Stored data entries:
☆ ☆ ☆ ☆ ☆ ☆ ☆

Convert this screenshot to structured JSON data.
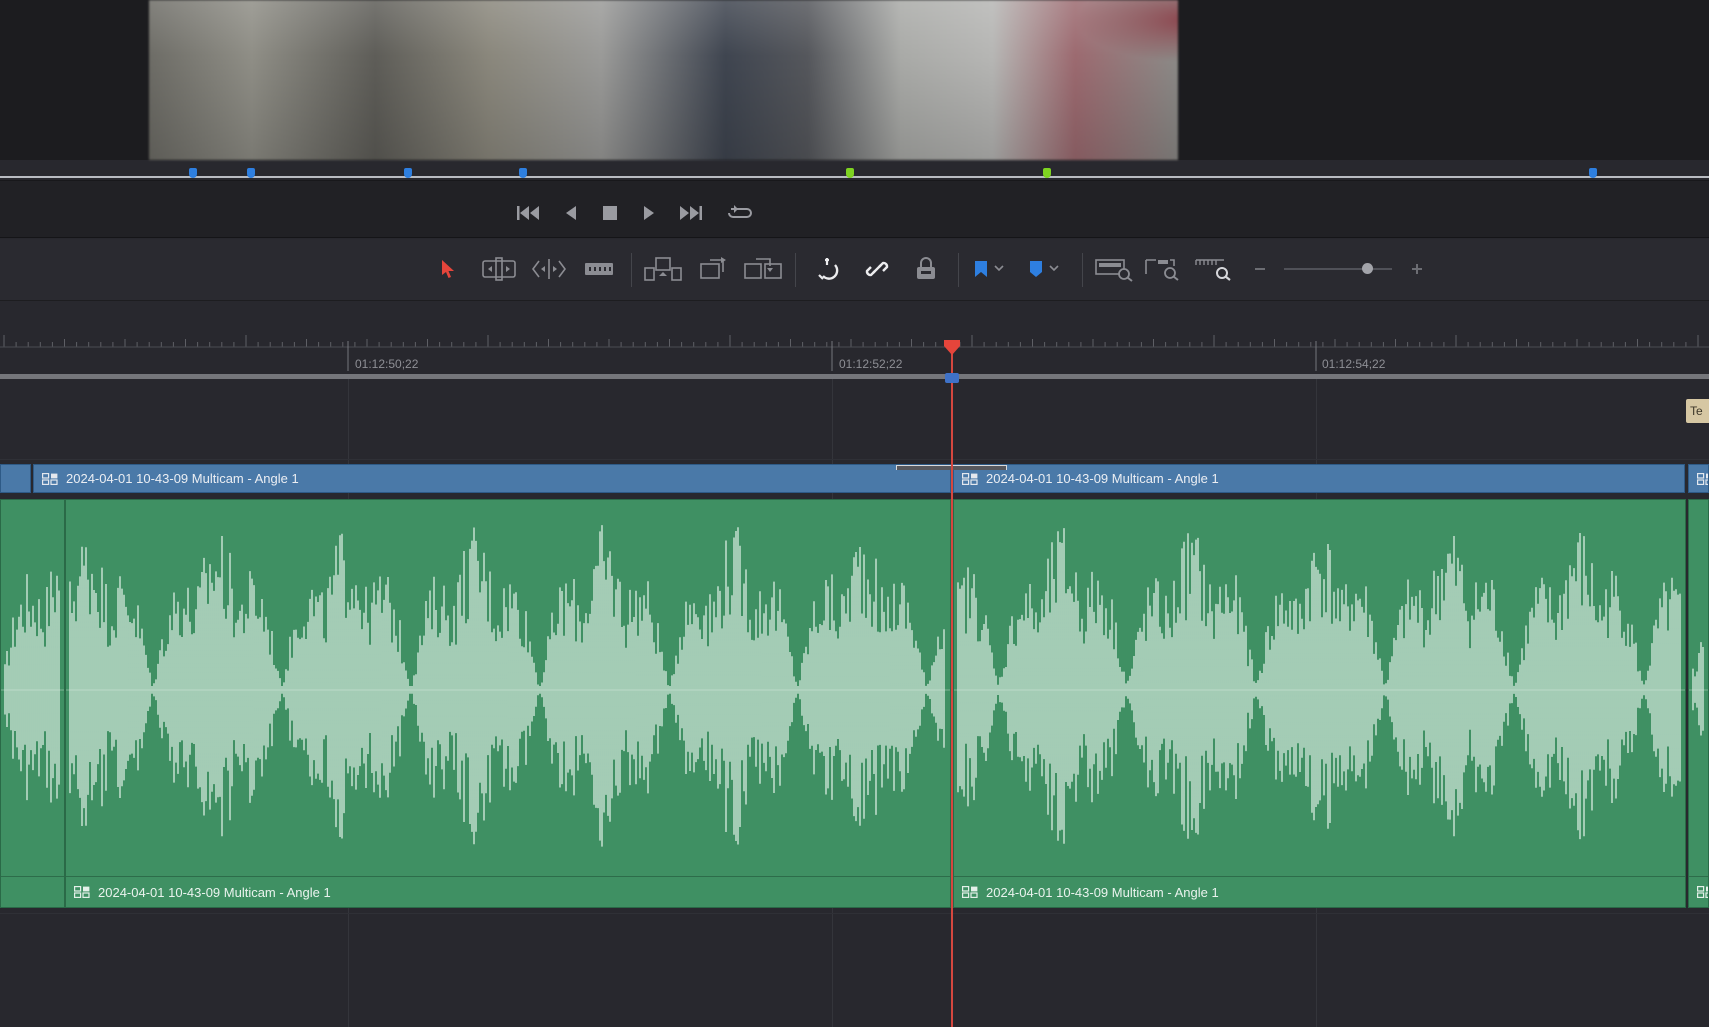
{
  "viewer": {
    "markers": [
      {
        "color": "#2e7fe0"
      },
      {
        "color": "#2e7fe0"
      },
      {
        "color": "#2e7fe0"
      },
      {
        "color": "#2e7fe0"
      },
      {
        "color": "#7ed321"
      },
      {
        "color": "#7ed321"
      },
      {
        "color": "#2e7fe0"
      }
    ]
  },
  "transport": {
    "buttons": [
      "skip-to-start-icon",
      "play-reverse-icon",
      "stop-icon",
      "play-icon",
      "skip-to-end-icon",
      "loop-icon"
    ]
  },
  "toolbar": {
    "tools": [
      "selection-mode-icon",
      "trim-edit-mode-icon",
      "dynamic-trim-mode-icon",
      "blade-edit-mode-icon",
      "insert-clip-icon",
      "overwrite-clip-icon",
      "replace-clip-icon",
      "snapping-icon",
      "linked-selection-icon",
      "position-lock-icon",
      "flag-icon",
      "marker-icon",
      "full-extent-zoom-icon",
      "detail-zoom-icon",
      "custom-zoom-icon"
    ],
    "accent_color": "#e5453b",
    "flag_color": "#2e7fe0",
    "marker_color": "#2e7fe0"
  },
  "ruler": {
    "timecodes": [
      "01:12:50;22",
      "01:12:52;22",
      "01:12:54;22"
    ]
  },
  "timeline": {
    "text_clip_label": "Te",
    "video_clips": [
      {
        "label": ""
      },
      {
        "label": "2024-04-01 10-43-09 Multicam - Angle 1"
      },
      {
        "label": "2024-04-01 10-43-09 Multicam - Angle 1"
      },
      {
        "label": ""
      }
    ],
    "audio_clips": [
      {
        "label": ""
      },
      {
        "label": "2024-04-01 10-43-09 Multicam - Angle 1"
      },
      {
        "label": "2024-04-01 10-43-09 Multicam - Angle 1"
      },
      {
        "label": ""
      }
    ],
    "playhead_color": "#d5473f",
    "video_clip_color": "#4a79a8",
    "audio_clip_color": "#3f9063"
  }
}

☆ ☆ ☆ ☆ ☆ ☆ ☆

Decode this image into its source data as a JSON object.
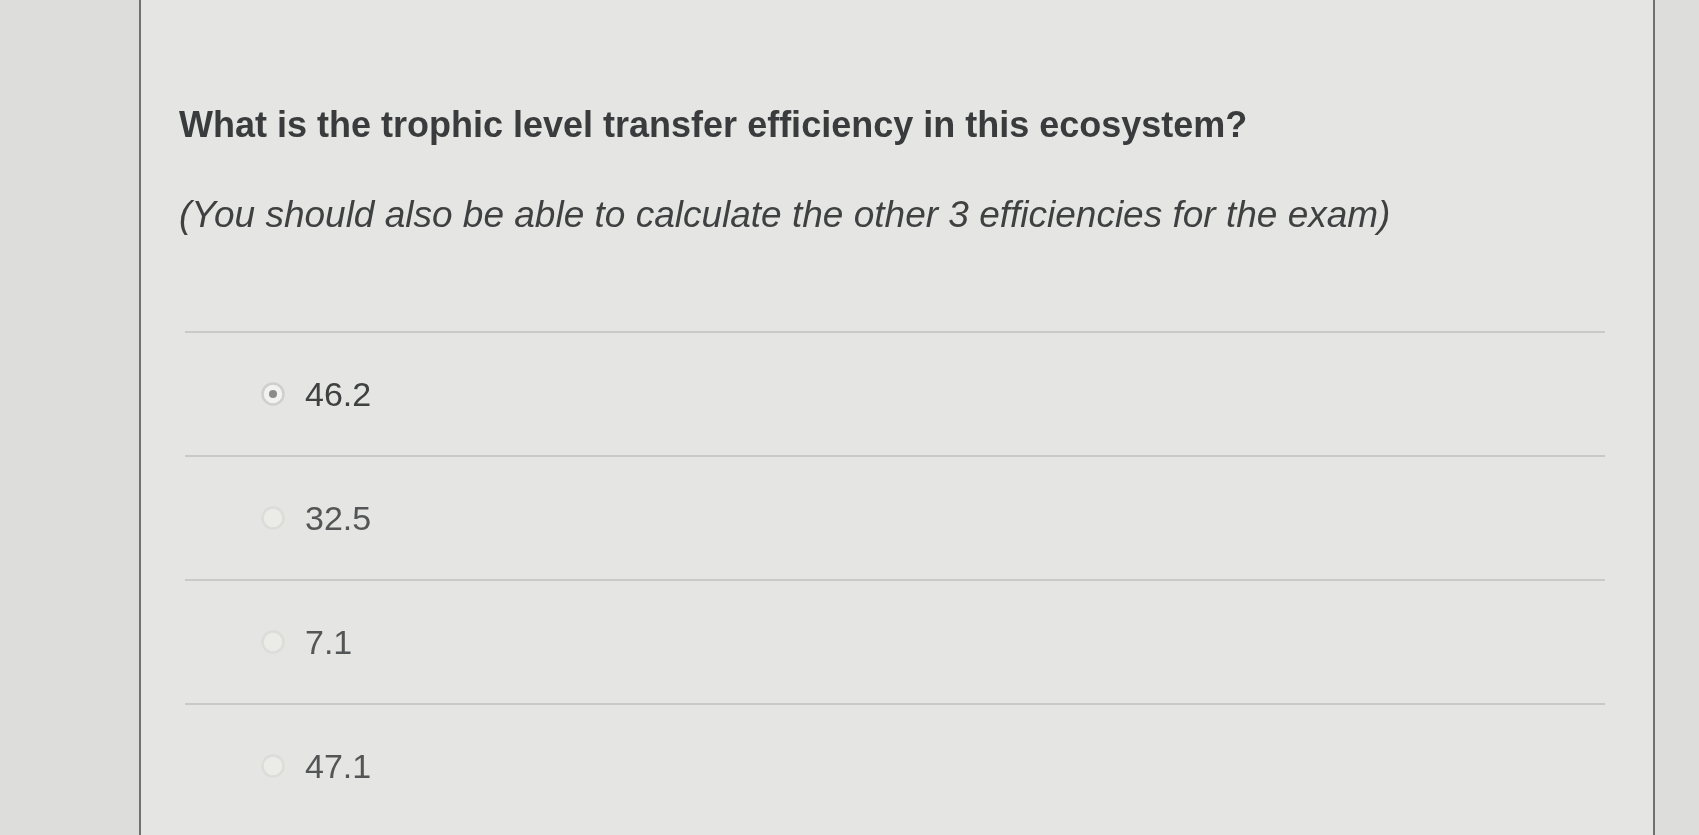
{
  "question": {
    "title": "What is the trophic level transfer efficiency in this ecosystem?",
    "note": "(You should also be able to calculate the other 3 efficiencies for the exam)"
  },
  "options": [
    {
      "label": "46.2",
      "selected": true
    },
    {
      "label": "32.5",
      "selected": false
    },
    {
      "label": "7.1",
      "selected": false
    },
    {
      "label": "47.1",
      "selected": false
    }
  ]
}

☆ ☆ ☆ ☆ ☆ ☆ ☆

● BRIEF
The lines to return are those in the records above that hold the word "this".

● THE ANSWER
Convert this screenshot to structured JSON data.
Decode this image into its source data as a JSON object.
    "title": "What is the trophic level transfer efficiency in this ecosystem?",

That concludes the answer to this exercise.